• TRY IT: Every single entry below should be reproduced verbatim.
******************************
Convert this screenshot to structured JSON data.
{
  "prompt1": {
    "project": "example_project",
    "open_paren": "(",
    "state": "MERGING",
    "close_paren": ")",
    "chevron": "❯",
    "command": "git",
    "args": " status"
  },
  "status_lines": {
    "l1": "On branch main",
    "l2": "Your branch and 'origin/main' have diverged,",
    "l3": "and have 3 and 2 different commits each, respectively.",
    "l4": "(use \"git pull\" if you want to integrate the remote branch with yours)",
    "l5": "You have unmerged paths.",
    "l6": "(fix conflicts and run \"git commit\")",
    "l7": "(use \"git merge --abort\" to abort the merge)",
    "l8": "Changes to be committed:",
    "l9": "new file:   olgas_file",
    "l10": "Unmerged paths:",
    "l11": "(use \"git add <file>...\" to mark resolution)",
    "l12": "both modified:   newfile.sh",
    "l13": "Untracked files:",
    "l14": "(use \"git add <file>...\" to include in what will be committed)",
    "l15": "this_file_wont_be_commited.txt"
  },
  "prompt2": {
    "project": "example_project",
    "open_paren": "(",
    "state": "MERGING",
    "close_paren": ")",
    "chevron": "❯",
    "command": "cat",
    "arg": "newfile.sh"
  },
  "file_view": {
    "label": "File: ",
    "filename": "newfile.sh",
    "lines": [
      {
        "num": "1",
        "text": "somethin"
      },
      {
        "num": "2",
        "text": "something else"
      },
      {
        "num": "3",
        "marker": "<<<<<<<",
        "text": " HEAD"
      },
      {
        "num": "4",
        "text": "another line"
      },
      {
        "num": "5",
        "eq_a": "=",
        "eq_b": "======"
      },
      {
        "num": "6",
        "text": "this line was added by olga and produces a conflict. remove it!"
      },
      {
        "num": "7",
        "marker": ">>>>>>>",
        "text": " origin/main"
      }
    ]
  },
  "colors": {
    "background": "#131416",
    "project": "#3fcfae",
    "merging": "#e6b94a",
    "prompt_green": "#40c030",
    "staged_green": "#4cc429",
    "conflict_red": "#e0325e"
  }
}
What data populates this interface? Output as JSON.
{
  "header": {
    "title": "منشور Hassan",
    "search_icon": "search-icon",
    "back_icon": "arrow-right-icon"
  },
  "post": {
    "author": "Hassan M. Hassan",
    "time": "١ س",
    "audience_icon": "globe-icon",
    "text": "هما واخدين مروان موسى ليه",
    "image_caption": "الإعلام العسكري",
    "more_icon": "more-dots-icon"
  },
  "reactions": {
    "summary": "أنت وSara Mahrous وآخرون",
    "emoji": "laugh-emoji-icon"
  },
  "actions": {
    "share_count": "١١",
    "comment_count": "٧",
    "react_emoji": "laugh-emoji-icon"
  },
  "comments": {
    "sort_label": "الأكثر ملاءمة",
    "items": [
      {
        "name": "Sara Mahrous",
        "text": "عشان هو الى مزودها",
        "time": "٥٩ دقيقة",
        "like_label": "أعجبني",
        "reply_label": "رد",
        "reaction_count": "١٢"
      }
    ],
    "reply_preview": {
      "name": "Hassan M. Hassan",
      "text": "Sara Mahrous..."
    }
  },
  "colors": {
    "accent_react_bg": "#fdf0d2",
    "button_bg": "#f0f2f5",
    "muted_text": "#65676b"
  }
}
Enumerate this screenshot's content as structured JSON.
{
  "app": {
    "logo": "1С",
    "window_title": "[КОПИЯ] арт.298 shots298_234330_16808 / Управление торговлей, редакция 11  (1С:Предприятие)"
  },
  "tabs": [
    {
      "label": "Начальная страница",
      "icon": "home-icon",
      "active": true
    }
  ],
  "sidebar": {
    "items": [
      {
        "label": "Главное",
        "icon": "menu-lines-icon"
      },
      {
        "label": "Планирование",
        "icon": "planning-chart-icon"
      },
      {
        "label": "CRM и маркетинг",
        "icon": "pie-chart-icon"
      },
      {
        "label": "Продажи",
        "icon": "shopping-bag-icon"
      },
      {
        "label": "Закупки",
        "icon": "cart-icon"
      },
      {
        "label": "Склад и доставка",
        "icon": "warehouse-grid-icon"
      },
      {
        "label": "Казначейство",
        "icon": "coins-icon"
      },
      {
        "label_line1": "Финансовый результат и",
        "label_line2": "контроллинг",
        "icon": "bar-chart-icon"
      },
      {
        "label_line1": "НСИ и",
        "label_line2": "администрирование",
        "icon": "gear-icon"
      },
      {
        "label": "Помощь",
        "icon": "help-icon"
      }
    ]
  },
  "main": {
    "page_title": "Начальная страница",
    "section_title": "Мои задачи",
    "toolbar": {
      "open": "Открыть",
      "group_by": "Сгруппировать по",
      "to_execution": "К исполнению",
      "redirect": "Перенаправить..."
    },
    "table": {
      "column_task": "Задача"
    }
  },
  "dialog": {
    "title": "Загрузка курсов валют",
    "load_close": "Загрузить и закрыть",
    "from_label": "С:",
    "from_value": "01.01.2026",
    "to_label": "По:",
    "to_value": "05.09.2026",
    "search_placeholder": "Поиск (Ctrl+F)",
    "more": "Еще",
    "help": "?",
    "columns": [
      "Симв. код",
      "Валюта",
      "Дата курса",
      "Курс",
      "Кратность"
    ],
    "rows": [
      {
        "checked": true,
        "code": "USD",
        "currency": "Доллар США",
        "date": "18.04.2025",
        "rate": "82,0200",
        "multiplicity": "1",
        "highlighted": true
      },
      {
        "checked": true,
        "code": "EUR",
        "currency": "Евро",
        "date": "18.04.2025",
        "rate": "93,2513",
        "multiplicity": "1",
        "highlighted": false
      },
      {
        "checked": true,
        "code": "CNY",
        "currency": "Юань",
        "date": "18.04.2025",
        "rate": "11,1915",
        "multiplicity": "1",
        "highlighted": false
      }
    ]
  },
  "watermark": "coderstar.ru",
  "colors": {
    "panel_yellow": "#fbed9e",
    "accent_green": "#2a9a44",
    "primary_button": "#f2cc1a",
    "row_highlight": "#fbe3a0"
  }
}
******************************
• RESULT OF THE EXERCISE:
Convert this screenshot to structured JSON data.
{
  "prompt1": {
    "project": "example_project",
    "open_paren": "(",
    "state": "MERGING",
    "close_paren": ")",
    "chevron": "❯",
    "command": "git",
    "args": " status"
  },
  "status_lines": {
    "l1": "On branch main",
    "l2": "Your branch and 'origin/main' have diverged,",
    "l3": "and have 3 and 2 different commits each, respectively.",
    "l4": "(use \"git pull\" if you want to integrate the remote branch with yours)",
    "l5": "You have unmerged paths.",
    "l6": "(fix conflicts and run \"git commit\")",
    "l7": "(use \"git merge --abort\" to abort the merge)",
    "l8": "Changes to be committed:",
    "l9": "new file:   olgas_file",
    "l10": "Unmerged paths:",
    "l11": "(use \"git add <file>...\" to mark resolution)",
    "l12": "both modified:   newfile.sh",
    "l13": "Untracked files:",
    "l14": "(use \"git add <file>...\" to include in what will be committed)",
    "l15": "this_file_wont_be_commited.txt"
  },
  "prompt2": {
    "project": "example_project",
    "open_paren": "(",
    "state": "MERGING",
    "close_paren": ")",
    "chevron": "❯",
    "command": "cat",
    "arg": "newfile.sh"
  },
  "file_view": {
    "label": "File: ",
    "filename": "newfile.sh",
    "lines": [
      {
        "num": "1",
        "text": "somethin"
      },
      {
        "num": "2",
        "text": "something else"
      },
      {
        "num": "3",
        "marker": "<<<<<<<",
        "text": " HEAD"
      },
      {
        "num": "4",
        "text": "another line"
      },
      {
        "num": "5",
        "eq_a": "=",
        "eq_b": "======"
      },
      {
        "num": "6",
        "text": "this line was added by olga and produces a conflict. remove it!"
      },
      {
        "num": "7",
        "marker": ">>>>>>>",
        "text": " origin/main"
      }
    ]
  },
  "colors": {
    "background": "#131416",
    "project": "#3fcfae",
    "merging": "#e6b94a",
    "prompt_green": "#40c030",
    "staged_green": "#4cc429",
    "conflict_red": "#e0325e"
  }
}
What data populates this interface? Output as JSON.
{
  "header": {
    "title": "منشور Hassan",
    "search_icon": "search-icon",
    "back_icon": "arrow-right-icon"
  },
  "post": {
    "author": "Hassan M. Hassan",
    "time": "١ س",
    "audience_icon": "globe-icon",
    "text": "هما واخدين مروان موسى ليه",
    "image_caption": "الإعلام العسكري",
    "more_icon": "more-dots-icon"
  },
  "reactions": {
    "summary": "أنت وSara Mahrous وآخرون",
    "emoji": "laugh-emoji-icon"
  },
  "actions": {
    "share_count": "١١",
    "comment_count": "٧",
    "react_emoji": "laugh-emoji-icon"
  },
  "comments": {
    "sort_label": "الأكثر ملاءمة",
    "items": [
      {
        "name": "Sara Mahrous",
        "text": "عشان هو الى مزودها",
        "time": "٥٩ دقيقة",
        "like_label": "أعجبني",
        "reply_label": "رد",
        "reaction_count": "١٢"
      }
    ],
    "reply_preview": {
      "name": "Hassan M. Hassan",
      "text": "Sara Mahrous..."
    }
  },
  "colors": {
    "accent_react_bg": "#fdf0d2",
    "button_bg": "#f0f2f5",
    "muted_text": "#65676b"
  }
}
Enumerate this screenshot's content as structured JSON.
{
  "app": {
    "logo": "1С",
    "window_title": "[КОПИЯ] арт.298 shots298_234330_16808 / Управление торговлей, редакция 11  (1С:Предприятие)"
  },
  "tabs": [
    {
      "label": "Начальная страница",
      "icon": "home-icon",
      "active": true
    }
  ],
  "sidebar": {
    "items": [
      {
        "label": "Главное",
        "icon": "menu-lines-icon"
      },
      {
        "label": "Планирование",
        "icon": "planning-chart-icon"
      },
      {
        "label": "CRM и маркетинг",
        "icon": "pie-chart-icon"
      },
      {
        "label": "Продажи",
        "icon": "shopping-bag-icon"
      },
      {
        "label": "Закупки",
        "icon": "cart-icon"
      },
      {
        "label": "Склад и доставка",
        "icon": "warehouse-grid-icon"
      },
      {
        "label": "Казначейство",
        "icon": "coins-icon"
      },
      {
        "label_line1": "Финансовый результат и",
        "label_line2": "контроллинг",
        "icon": "bar-chart-icon"
      },
      {
        "label_line1": "НСИ и",
        "label_line2": "администрирование",
        "icon": "gear-icon"
      },
      {
        "label": "Помощь",
        "icon": "help-icon"
      }
    ]
  },
  "main": {
    "page_title": "Начальная страница",
    "section_title": "Мои задачи",
    "toolbar": {
      "open": "Открыть",
      "group_by": "Сгруппировать по",
      "to_execution": "К исполнению",
      "redirect": "Перенаправить..."
    },
    "table": {
      "column_task": "Задача"
    }
  },
  "dialog": {
    "title": "Загрузка курсов валют",
    "load_close": "Загрузить и закрыть",
    "from_label": "С:",
    "from_value": "01.01.2026",
    "to_label": "По:",
    "to_value": "05.09.2026",
    "search_placeholder": "Поиск (Ctrl+F)",
    "more": "Еще",
    "help": "?",
    "columns": [
      "Симв. код",
      "Валюта",
      "Дата курса",
      "Курс",
      "Кратность"
    ],
    "rows": [
      {
        "checked": true,
        "code": "USD",
        "currency": "Доллар США",
        "date": "18.04.2025",
        "rate": "82,0200",
        "multiplicity": "1",
        "highlighted": true
      },
      {
        "checked": true,
        "code": "EUR",
        "currency": "Евро",
        "date": "18.04.2025",
        "rate": "93,2513",
        "multiplicity": "1",
        "highlighted": false
      },
      {
        "checked": true,
        "code": "CNY",
        "currency": "Юань",
        "date": "18.04.2025",
        "rate": "11,1915",
        "multiplicity": "1",
        "highlighted": false
      }
    ]
  },
  "watermark": "coderstar.ru",
  "colors": {
    "panel_yellow": "#fbed9e",
    "accent_green": "#2a9a44",
    "primary_button": "#f2cc1a",
    "row_highlight": "#fbe3a0"
  }
}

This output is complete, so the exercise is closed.